### Aim of the exercise
Write the entries again exactly, with no line missing.

§

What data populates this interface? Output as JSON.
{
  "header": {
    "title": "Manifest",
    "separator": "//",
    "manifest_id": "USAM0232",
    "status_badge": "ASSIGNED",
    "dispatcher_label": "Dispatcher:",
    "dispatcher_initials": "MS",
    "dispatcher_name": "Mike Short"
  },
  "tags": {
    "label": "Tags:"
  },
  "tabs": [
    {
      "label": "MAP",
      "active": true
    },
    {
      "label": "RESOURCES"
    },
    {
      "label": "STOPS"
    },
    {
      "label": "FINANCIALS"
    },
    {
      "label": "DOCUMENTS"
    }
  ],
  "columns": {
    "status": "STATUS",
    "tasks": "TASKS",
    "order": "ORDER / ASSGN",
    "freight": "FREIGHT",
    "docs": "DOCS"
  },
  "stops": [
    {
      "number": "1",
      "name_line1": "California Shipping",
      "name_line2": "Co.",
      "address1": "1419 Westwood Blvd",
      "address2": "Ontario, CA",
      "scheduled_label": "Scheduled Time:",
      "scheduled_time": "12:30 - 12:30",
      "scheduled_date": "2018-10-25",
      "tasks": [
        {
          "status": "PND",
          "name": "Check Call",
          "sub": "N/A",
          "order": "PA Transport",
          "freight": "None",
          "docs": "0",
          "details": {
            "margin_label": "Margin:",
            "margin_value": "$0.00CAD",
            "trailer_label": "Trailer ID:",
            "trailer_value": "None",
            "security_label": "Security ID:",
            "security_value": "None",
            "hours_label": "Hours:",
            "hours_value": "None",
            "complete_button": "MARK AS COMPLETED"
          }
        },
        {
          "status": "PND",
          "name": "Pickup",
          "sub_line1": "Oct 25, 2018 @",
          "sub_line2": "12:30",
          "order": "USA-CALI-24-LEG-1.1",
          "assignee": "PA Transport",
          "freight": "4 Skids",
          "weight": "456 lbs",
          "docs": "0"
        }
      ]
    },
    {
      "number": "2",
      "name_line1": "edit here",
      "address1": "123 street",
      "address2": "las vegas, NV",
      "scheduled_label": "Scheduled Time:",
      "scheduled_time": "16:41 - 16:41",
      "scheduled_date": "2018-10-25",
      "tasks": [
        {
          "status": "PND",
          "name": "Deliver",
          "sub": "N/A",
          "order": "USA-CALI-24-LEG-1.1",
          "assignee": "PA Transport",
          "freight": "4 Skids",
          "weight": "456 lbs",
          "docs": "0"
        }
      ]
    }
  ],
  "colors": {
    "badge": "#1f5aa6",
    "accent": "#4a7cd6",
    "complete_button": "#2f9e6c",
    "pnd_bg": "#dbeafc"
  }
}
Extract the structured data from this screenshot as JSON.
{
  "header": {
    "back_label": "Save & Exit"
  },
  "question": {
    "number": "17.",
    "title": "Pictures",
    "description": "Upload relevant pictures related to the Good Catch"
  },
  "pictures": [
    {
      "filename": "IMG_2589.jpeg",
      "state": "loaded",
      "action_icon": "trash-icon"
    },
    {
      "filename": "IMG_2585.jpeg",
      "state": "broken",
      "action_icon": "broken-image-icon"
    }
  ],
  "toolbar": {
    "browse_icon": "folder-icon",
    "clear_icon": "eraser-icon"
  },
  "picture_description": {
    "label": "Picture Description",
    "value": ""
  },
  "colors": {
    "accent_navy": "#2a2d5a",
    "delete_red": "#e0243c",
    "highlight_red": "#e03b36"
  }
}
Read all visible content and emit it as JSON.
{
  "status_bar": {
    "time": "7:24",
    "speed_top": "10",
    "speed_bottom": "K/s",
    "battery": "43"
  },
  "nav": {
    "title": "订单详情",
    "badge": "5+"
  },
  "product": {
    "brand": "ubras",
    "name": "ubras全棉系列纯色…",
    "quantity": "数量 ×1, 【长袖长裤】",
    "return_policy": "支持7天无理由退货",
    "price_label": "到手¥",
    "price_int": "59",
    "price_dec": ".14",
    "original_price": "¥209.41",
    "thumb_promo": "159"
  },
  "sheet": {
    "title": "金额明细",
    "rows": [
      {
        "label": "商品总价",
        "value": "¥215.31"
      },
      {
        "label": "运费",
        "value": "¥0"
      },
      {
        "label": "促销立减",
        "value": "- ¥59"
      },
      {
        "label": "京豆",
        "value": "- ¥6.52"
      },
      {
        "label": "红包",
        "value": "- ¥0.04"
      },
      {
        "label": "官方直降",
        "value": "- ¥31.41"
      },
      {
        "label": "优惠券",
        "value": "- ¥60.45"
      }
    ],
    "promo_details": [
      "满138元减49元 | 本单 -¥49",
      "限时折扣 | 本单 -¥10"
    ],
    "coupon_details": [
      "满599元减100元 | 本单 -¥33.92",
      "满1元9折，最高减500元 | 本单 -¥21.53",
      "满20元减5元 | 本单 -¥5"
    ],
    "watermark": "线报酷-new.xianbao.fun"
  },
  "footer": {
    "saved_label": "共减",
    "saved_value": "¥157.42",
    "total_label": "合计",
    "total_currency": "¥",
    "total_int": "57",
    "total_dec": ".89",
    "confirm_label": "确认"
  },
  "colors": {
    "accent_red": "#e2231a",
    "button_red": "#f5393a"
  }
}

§

### Written solution
What data populates this interface? Output as JSON.
{
  "header": {
    "title": "Manifest",
    "separator": "//",
    "manifest_id": "USAM0232",
    "status_badge": "ASSIGNED",
    "dispatcher_label": "Dispatcher:",
    "dispatcher_initials": "MS",
    "dispatcher_name": "Mike Short"
  },
  "tags": {
    "label": "Tags:"
  },
  "tabs": [
    {
      "label": "MAP",
      "active": true
    },
    {
      "label": "RESOURCES"
    },
    {
      "label": "STOPS"
    },
    {
      "label": "FINANCIALS"
    },
    {
      "label": "DOCUMENTS"
    }
  ],
  "columns": {
    "status": "STATUS",
    "tasks": "TASKS",
    "order": "ORDER / ASSGN",
    "freight": "FREIGHT",
    "docs": "DOCS"
  },
  "stops": [
    {
      "number": "1",
      "name_line1": "California Shipping",
      "name_line2": "Co.",
      "address1": "1419 Westwood Blvd",
      "address2": "Ontario, CA",
      "scheduled_label": "Scheduled Time:",
      "scheduled_time": "12:30 - 12:30",
      "scheduled_date": "2018-10-25",
      "tasks": [
        {
          "status": "PND",
          "name": "Check Call",
          "sub": "N/A",
          "order": "PA Transport",
          "freight": "None",
          "docs": "0",
          "details": {
            "margin_label": "Margin:",
            "margin_value": "$0.00CAD",
            "trailer_label": "Trailer ID:",
            "trailer_value": "None",
            "security_label": "Security ID:",
            "security_value": "None",
            "hours_label": "Hours:",
            "hours_value": "None",
            "complete_button": "MARK AS COMPLETED"
          }
        },
        {
          "status": "PND",
          "name": "Pickup",
          "sub_line1": "Oct 25, 2018 @",
          "sub_line2": "12:30",
          "order": "USA-CALI-24-LEG-1.1",
          "assignee": "PA Transport",
          "freight": "4 Skids",
          "weight": "456 lbs",
          "docs": "0"
        }
      ]
    },
    {
      "number": "2",
      "name_line1": "edit here",
      "address1": "123 street",
      "address2": "las vegas, NV",
      "scheduled_label": "Scheduled Time:",
      "scheduled_time": "16:41 - 16:41",
      "scheduled_date": "2018-10-25",
      "tasks": [
        {
          "status": "PND",
          "name": "Deliver",
          "sub": "N/A",
          "order": "USA-CALI-24-LEG-1.1",
          "assignee": "PA Transport",
          "freight": "4 Skids",
          "weight": "456 lbs",
          "docs": "0"
        }
      ]
    }
  ],
  "colors": {
    "badge": "#1f5aa6",
    "accent": "#4a7cd6",
    "complete_button": "#2f9e6c",
    "pnd_bg": "#dbeafc"
  }
}
Extract the structured data from this screenshot as JSON.
{
  "header": {
    "back_label": "Save & Exit"
  },
  "question": {
    "number": "17.",
    "title": "Pictures",
    "description": "Upload relevant pictures related to the Good Catch"
  },
  "pictures": [
    {
      "filename": "IMG_2589.jpeg",
      "state": "loaded",
      "action_icon": "trash-icon"
    },
    {
      "filename": "IMG_2585.jpeg",
      "state": "broken",
      "action_icon": "broken-image-icon"
    }
  ],
  "toolbar": {
    "browse_icon": "folder-icon",
    "clear_icon": "eraser-icon"
  },
  "picture_description": {
    "label": "Picture Description",
    "value": ""
  },
  "colors": {
    "accent_navy": "#2a2d5a",
    "delete_red": "#e0243c",
    "highlight_red": "#e03b36"
  }
}
Read all visible content and emit it as JSON.
{
  "status_bar": {
    "time": "7:24",
    "speed_top": "10",
    "speed_bottom": "K/s",
    "battery": "43"
  },
  "nav": {
    "title": "订单详情",
    "badge": "5+"
  },
  "product": {
    "brand": "ubras",
    "name": "ubras全棉系列纯色…",
    "quantity": "数量 ×1, 【长袖长裤】",
    "return_policy": "支持7天无理由退货",
    "price_label": "到手¥",
    "price_int": "59",
    "price_dec": ".14",
    "original_price": "¥209.41",
    "thumb_promo": "159"
  },
  "sheet": {
    "title": "金额明细",
    "rows": [
      {
        "label": "商品总价",
        "value": "¥215.31"
      },
      {
        "label": "运费",
        "value": "¥0"
      },
      {
        "label": "促销立减",
        "value": "- ¥59"
      },
      {
        "label": "京豆",
        "value": "- ¥6.52"
      },
      {
        "label": "红包",
        "value": "- ¥0.04"
      },
      {
        "label": "官方直降",
        "value": "- ¥31.41"
      },
      {
        "label": "优惠券",
        "value": "- ¥60.45"
      }
    ],
    "promo_details": [
      "满138元减49元 | 本单 -¥49",
      "限时折扣 | 本单 -¥10"
    ],
    "coupon_details": [
      "满599元减100元 | 本单 -¥33.92",
      "满1元9折，最高减500元 | 本单 -¥21.53",
      "满20元减5元 | 本单 -¥5"
    ],
    "watermark": "线报酷-new.xianbao.fun"
  },
  "footer": {
    "saved_label": "共减",
    "saved_value": "¥157.42",
    "total_label": "合计",
    "total_currency": "¥",
    "total_int": "57",
    "total_dec": ".89",
    "confirm_label": "确认"
  },
  "colors": {
    "accent_red": "#e2231a",
    "button_red": "#f5393a"
  }
}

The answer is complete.